Yet this homespun, hardworking, prototypal American was at the same time the most European, the most cosmopolitan, the most sophisticated, indeed, the most aristocratic of the Founding Fathers. (In the Constitutional Convention, for example, he proposed that all members of the executive branch in the new federal government serve without pay.) He became an internationally renowned scientist who moved in the highest circles of the British and European nobility. He conversed with kings and even dined with one. He loved England and Europe and spent most of the last thirty-three years of his life living abroad, far away from America. At several points it was doubtful whether he would ever return to America, or wanted to, or even cared much about America.

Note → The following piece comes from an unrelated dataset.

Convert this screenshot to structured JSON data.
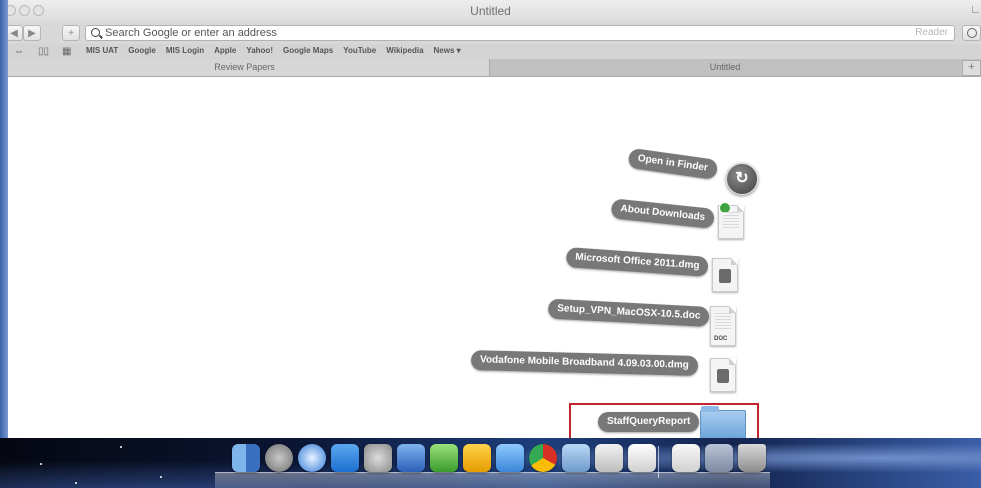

Franklin was the least likely of revolutionaries. Certainly compared to the other leaders his participation in the Revolution is the hardest to explain. First of all, he was an old man—seventy years of age in 1776, not the age when we think of men becoming revolutionaries. He was twenty-six years older than Washington, twenty-nine years older than John Adams, thirty-seven years older than Jefferson, and nearly a half-century older than Madison and Hamilton. More important, unlike the other Revolutionary leaders, who were young men virtually unknown outside of their little provinces, Franklin already had an established worldwide reputation. He was known all over Britain and Europe for his scientific work on electricity. He had received honorary degrees from St. Andrews and Oxford and was a member of the leading learned societies of Europe. By the time of the Revolution he was already an international celebrity, and of course he had no way of knowing what a great folk hero he would become. None of the Founding Fathers had so much to lose and so little to gain. We can generally comprehend the personal motives of the other Revolutionary leaders, but Franklin is different. He alone already had the position and the prospect of fame that the others could …